De-gassing progress:

Leica M2, Nikon D700, Bronica RF645, Leica CL, Summicron 40mm, Rolleicord Va, Hasselblad 500 CM Zeiss Planar, Leica 50mm Summicron V3, Hasselblad PME51 metered prism, Zeiss Ikon Super Ikonta 534/16 & Ensign 820 Special - all gone.
  Reply With Quote

Old 4 Weeks Ago   #22
Rob-F
Likes Leicas
 
Rob-F's Avatar
 
Rob-F is offline
Join Date: Mar 2007
Location: The Show Me state
Age: 79
Posts: 6,316
Quote:
Originally Posted by CharlesDAMorgan View Post
Rodinal is pretty familiar, the other two I know but they are not widely available outside Germany.

DDX, TMax or FX39 would be high on my list for Delta 100, but I now realise I've never actually shot it!
Yes, I agree, DDX and Tmax are high on my list. And XTOL as well. The first two are more convenient to mix, though!
__________________
May the light be with you.
  Reply With Quote

Old 4 Weeks Ago   #23
D.O'K.
Darren O'Keeffe.
 
D.O'K. is offline
Join Date: May 2005
Location: Liverpool, UK.
Posts: 282
Delta 100 in Ilfosol has been my most commonly used film/developer over c.15 years; and although I've tried Rodinal and DDX I prefer Ilfosol with this film--to me, it gives slightly better mid-tones than Rodinal, whereas DDX gives too much speed, yielding negatives a bit too dark for my taste.

But this is all so subjective! Others using the same materials would have different experiences and opinions. As stated above, there's much to be said for sticking to one developer, at least at first, and getting to know it really well. One can then move on if dissatisfied, or bored, or wanting to experiment...

Regards,
D.
  Reply With Quote

Old 2 Weeks Ago   #24
Freakscene
Deregistered user
 
Freakscene's Avatar
 
Freakscene is offline
Join Date: Aug 2006
Location: In exile
Posts: 1,737
Quote:
Originally Posted by Rob-F View Post
I wonder why Puts didn't use developers most of us know about. I'm not familiar with anything he used.
https://rogerandfrances.com/subscrip...e%20gurus.html
Gurus often spruik magic brews.

Marty
  Reply With Quote
Reply


Thread Tools Search this Thread
Search this Thread:

Advanced Search
Display Modes

Posting Rules
You may not post new threads
You may not post replies
You may not post attachments
You may not edit your posts

vB code is On
Smilies are On
[IMG] code is On
HTML code is Off



All times are GMT -8. The time now is 23:54.
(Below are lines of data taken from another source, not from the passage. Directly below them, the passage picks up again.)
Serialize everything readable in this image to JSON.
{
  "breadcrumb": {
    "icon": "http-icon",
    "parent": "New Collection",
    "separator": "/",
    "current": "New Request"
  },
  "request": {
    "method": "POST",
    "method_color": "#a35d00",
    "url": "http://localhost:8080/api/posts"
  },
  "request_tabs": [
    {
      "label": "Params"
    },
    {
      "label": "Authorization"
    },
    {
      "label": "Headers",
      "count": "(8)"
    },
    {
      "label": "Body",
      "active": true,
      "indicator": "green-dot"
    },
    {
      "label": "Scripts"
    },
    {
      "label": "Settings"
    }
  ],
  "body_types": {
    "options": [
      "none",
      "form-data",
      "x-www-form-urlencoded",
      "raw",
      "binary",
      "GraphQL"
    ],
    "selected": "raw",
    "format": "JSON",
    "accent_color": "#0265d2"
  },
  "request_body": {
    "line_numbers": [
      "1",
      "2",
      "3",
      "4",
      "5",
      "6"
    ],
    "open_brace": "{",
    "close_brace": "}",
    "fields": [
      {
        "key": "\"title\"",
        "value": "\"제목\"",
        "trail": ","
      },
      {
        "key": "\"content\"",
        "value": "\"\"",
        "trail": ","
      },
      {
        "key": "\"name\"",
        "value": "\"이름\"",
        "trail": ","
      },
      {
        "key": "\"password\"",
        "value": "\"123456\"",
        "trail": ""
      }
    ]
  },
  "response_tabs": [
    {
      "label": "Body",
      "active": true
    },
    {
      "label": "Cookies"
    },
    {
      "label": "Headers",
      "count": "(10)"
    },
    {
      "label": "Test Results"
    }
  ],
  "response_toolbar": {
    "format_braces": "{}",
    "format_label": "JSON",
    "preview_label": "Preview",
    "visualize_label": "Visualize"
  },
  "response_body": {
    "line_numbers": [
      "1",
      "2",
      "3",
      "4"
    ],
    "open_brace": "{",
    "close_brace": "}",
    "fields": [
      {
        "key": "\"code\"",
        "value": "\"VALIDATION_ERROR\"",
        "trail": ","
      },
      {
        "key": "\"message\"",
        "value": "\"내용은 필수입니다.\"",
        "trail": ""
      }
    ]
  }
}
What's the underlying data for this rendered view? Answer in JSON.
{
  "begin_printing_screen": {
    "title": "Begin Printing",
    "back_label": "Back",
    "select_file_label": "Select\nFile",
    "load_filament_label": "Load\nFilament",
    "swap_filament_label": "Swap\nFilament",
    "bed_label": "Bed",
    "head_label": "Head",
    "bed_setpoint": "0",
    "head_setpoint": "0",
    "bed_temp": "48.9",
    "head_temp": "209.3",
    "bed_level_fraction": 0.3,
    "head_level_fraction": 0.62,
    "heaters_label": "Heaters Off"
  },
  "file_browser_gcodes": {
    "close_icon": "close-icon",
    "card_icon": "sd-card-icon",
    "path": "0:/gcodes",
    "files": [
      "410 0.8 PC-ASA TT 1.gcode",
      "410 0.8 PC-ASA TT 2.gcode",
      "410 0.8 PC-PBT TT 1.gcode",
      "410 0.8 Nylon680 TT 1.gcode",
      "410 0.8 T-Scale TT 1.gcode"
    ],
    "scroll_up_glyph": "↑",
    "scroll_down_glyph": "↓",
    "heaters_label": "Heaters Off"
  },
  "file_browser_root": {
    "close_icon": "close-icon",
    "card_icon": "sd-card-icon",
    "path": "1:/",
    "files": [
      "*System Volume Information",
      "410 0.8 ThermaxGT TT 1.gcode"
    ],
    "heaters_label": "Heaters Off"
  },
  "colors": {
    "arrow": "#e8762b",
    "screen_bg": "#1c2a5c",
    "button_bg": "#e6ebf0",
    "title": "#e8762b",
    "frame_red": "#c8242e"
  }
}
vBulletin skin developed by: eXtremepixels
Powered by vBulletin® Version 3.6.8
Copyright ©2000 - 2020, Jelsoft Enterprises Ltd.

All content on this site is Copyright Protected and owned by its respective owner. You may link to content on this site but you may not reproduce any of it in whole or part without written consent from its owner.